Materials provided
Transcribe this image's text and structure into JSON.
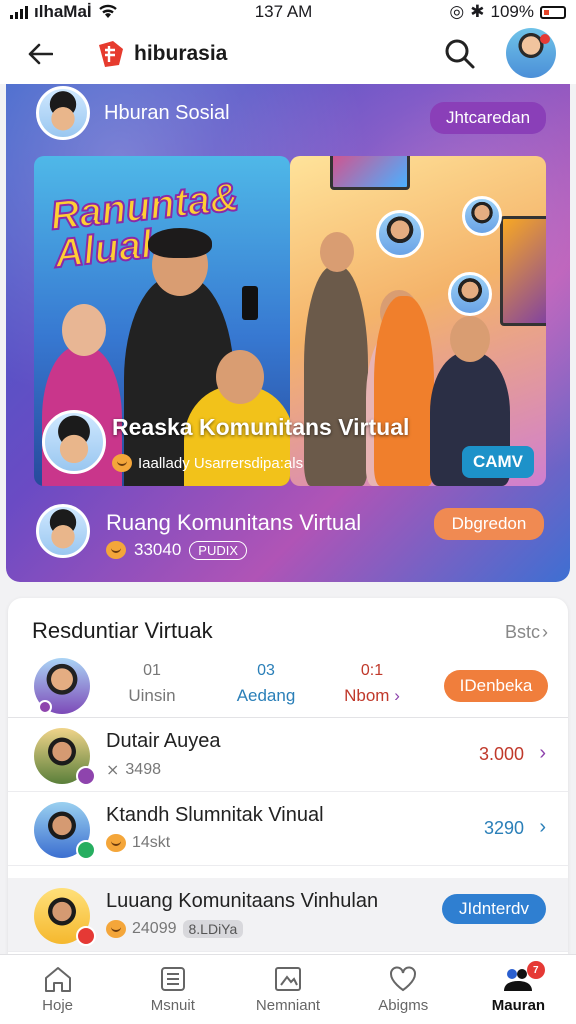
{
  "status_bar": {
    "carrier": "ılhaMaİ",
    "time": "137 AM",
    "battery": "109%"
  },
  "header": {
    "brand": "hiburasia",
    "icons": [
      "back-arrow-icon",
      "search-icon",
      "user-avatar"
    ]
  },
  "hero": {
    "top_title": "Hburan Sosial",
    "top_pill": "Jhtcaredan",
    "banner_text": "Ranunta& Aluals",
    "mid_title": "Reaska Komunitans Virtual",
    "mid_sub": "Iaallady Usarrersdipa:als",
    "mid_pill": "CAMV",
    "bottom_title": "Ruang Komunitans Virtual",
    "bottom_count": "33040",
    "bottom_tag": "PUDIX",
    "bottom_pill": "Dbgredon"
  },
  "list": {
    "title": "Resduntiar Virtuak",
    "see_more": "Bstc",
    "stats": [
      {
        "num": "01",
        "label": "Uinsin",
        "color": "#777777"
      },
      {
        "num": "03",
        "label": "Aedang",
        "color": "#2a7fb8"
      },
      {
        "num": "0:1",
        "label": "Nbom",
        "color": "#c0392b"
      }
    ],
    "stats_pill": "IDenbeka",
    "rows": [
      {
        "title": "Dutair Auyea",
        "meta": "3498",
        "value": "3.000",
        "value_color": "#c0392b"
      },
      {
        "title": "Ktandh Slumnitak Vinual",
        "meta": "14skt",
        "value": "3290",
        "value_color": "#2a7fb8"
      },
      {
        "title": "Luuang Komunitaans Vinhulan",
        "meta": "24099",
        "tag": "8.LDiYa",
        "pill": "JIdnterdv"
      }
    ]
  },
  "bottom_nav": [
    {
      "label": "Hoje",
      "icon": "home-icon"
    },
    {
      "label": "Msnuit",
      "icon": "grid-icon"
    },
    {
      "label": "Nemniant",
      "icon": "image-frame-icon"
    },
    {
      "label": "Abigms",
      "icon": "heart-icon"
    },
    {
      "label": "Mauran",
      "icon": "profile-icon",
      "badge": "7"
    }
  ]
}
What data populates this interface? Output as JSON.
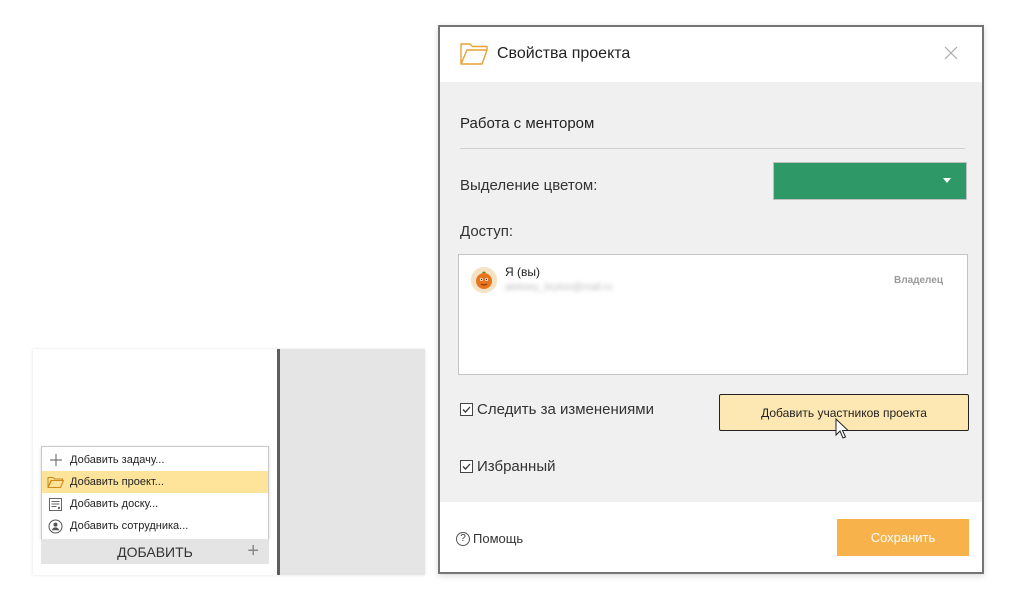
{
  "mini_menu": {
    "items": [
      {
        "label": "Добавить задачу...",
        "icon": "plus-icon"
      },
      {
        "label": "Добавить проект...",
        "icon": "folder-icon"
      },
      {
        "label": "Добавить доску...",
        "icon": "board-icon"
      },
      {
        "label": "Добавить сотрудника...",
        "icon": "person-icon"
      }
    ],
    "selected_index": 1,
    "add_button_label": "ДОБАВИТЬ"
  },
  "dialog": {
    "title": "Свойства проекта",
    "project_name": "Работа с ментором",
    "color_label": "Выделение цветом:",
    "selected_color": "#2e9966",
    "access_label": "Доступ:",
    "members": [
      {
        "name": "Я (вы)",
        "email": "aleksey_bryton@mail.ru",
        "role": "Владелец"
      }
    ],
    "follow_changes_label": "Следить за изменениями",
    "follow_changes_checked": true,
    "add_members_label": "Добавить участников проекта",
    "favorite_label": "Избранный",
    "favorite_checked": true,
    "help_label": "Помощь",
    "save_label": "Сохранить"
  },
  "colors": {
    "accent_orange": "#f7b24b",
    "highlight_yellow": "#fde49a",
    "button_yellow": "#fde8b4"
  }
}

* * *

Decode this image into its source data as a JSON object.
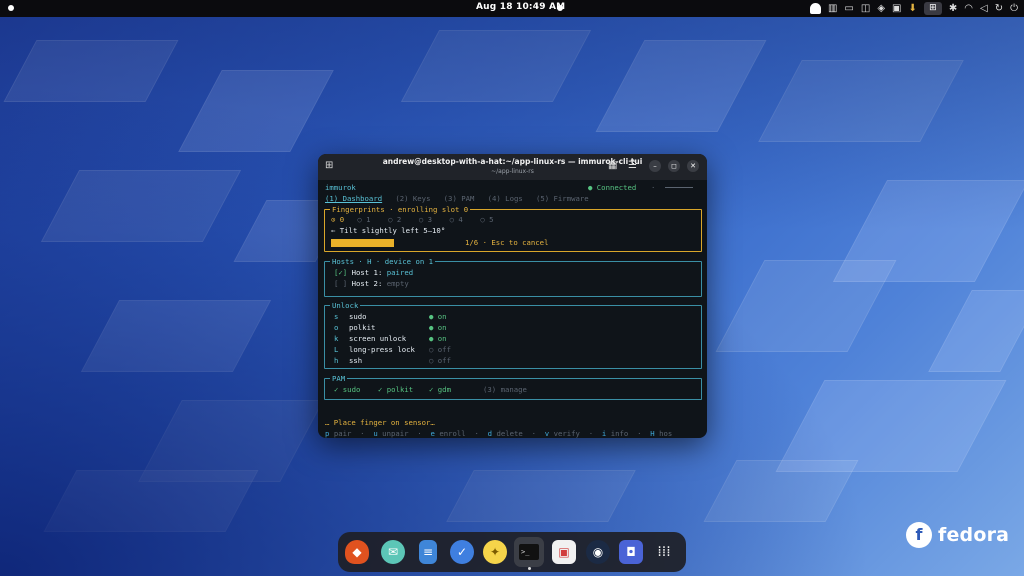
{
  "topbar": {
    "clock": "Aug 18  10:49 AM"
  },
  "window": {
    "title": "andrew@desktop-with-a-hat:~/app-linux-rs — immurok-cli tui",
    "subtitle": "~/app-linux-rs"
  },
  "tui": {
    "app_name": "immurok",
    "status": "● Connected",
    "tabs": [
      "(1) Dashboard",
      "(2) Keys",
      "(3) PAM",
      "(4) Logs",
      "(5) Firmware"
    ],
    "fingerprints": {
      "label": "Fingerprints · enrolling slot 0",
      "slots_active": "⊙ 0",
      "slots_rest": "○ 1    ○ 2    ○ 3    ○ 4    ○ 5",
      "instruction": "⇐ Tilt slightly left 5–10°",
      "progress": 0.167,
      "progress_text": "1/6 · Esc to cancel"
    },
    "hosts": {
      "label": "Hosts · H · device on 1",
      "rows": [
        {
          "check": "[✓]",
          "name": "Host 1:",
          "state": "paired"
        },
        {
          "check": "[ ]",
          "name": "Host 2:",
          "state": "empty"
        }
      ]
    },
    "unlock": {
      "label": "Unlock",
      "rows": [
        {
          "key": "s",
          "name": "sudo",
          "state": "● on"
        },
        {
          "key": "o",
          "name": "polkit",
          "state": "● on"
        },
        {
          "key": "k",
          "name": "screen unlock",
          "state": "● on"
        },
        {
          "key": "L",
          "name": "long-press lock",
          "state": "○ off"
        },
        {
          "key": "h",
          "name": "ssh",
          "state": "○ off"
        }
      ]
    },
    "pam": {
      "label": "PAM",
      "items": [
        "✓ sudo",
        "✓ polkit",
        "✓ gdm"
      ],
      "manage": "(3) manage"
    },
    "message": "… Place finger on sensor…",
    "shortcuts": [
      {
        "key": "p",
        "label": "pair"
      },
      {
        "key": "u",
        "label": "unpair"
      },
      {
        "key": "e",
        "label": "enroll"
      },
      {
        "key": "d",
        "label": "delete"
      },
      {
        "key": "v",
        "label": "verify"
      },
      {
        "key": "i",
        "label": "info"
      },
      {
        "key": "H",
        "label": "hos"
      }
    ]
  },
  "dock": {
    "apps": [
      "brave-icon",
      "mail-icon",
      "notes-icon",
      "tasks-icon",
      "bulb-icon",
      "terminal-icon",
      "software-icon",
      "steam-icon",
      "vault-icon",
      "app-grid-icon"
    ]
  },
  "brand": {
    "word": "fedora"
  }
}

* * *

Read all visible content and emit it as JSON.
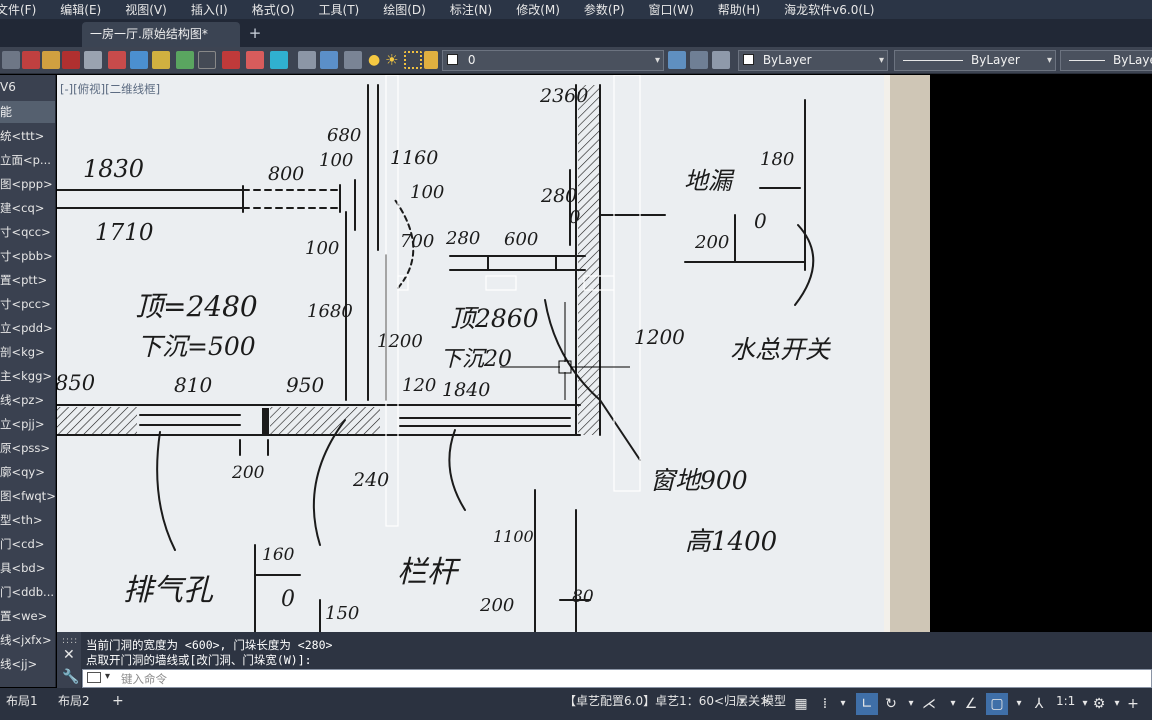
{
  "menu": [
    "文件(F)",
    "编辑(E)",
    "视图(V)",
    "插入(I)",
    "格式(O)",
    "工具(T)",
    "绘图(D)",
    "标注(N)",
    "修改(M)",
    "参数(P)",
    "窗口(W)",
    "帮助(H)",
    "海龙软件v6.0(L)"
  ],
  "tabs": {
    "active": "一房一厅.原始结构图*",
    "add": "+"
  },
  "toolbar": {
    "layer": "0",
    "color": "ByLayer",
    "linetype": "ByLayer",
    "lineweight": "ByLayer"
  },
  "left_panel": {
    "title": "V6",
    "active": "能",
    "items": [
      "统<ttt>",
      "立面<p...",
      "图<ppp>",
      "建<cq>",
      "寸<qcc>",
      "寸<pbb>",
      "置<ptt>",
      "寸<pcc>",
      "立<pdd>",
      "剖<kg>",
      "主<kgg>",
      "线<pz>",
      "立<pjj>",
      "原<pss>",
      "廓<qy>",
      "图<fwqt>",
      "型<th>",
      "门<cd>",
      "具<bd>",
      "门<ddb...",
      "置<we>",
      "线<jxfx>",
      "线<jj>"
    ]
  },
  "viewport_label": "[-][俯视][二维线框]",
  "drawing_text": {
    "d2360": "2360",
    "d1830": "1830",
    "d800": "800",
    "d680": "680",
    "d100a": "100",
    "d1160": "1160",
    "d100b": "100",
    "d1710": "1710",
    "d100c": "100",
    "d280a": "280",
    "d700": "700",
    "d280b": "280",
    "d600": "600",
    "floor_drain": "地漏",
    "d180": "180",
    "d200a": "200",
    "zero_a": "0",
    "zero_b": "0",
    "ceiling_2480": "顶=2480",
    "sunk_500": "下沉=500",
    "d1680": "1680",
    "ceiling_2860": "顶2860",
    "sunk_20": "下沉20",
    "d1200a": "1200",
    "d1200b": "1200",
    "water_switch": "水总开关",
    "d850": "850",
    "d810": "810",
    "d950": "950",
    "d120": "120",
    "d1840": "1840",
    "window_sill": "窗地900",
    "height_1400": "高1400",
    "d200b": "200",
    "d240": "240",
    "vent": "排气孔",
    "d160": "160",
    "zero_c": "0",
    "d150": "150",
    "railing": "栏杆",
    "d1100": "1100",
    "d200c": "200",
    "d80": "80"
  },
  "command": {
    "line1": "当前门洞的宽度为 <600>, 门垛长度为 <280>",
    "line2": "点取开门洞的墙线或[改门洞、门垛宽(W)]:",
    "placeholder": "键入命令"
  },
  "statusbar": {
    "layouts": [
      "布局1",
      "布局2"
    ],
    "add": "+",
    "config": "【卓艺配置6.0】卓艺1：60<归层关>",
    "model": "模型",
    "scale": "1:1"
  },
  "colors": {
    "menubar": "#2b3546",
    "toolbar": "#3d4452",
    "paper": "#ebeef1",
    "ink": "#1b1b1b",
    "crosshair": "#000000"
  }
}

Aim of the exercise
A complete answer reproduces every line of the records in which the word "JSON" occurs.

Task answer
Transcribe this image's text and structure into JSON.
What data populates this interface? Output as JSON.
Decode this image into its source data as a JSON object.
Read all visible content and emit it as JSON.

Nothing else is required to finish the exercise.